"This floodgates argument is overblown, people should not have concerns about it at all," Avnish Nanda, a lawyer at Nanda & Company, said, referencing the justifications set out in the ruling. He represented an Alberta intervener in support of the carbon tax legislation. 

He added that there are few avenues left to pursue a challenge of the carbon tax. Provinces could make another reference question and focus it on a different aspect of the legislation, but Nanda said that would be "frivolous."

Now, he said it's up to the government to control its own plan or accept Ottawa's backstop. 

Industry representatives said they will continue to participate in meeting global climate objectives. 

"Each province has very different opportunities to mitigate climate change based on their unique circumstances, and we support continued flexibility to allow for provincial input," a statement from The Canadian Association of Petroleum Producers read.

BONUS EPISODE: When it comes to cutting CO2, the Supreme Court of Canada says the federal government can make the rules.
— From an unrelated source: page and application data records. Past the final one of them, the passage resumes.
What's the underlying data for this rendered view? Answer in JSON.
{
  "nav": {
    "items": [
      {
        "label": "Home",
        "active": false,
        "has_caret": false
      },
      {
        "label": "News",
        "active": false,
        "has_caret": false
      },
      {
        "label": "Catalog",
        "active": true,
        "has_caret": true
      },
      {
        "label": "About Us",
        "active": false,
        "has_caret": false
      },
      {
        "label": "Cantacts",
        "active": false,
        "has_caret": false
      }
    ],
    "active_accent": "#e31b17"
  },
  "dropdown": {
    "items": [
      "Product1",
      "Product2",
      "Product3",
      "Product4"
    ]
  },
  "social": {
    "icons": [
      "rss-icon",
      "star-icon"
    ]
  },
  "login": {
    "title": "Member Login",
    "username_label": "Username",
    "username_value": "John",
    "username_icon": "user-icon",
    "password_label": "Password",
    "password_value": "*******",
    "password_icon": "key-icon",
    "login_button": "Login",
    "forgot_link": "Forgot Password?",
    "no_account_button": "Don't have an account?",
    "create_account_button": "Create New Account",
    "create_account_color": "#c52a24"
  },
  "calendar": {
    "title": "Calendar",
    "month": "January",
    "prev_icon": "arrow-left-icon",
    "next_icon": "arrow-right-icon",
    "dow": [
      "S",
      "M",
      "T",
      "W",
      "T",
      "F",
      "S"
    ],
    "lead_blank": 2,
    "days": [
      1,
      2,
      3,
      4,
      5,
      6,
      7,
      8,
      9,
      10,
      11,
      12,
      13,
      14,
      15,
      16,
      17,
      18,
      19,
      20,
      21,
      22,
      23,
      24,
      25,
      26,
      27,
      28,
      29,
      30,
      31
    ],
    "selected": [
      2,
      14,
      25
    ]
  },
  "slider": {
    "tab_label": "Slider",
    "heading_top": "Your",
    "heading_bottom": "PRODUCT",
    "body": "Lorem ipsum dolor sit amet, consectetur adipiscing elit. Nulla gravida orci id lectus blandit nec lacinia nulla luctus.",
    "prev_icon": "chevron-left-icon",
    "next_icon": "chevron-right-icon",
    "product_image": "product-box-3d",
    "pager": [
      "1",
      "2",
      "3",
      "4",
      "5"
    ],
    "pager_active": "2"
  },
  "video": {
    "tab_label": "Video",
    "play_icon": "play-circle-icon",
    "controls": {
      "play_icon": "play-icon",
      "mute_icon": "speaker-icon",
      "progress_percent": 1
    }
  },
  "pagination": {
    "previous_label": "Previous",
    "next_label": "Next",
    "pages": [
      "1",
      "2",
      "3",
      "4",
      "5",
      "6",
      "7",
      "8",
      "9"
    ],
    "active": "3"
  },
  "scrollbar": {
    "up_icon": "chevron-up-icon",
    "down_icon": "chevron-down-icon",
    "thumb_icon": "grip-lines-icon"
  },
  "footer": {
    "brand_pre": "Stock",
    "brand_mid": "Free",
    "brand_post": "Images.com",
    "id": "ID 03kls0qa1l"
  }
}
We hear reaction to the decision, and what it means for individuals across Canada and the fight against climate change

Another hailed the certainty that this ruling provides. 

"We're in the business of large-scale capture and storage, and there needs to be incentive to do it … this is one and it's good to know that it's finally been clarified that it's constitutional," Kevin Jabusch, the CEO of Enhance Energy, said. 

"We need to attract private capital, and that capital can be attracted with certainty of regulation, certainty of pricing ... The certainty and the confidence it's going to be there over the long term is is really what's going to make this business grow and prosper."

Former TransCanada Corp. vice-president Dennis McConaghy wasn't surprised by the ruling, and said it will have few consequences on industrial emitters. 

"The oilpatch was already paying through Alberta's large industrial emitter program," he said. "What this really would affect is residential [and[ commercial entities that didn't fall under those regulations."

Increases, rebates and costs at the pump

The Liberal government backstop was imposed on Alberta in January 2020, after the UCP government's proposal for emissions reduction measures was rejected by Ottawa. 

In December, the federal government announced it would gradually hike the carbon tax up to $170 a tonne by 2030. The tax had already been anticipated to hit $50 a tonne in 2022. 

The price at the pump will increase by 37.57 cents a litre by 2030 as a result of this new plan, and the cost of light fuel oil for home heating, natural gas and propane will rise as well.

Ottawa has outlined that 90 per cent of revenues from the carbon tax would be returned to consumers through rebates. A family of four in Alberta is eligible for a tax credit of $3,242.


Elise von Scheel is a provincial affairs reporter with CBC Calgary and the producer of the West of Centre podcast. You can get in touch with her at

With files from John Paul Tasker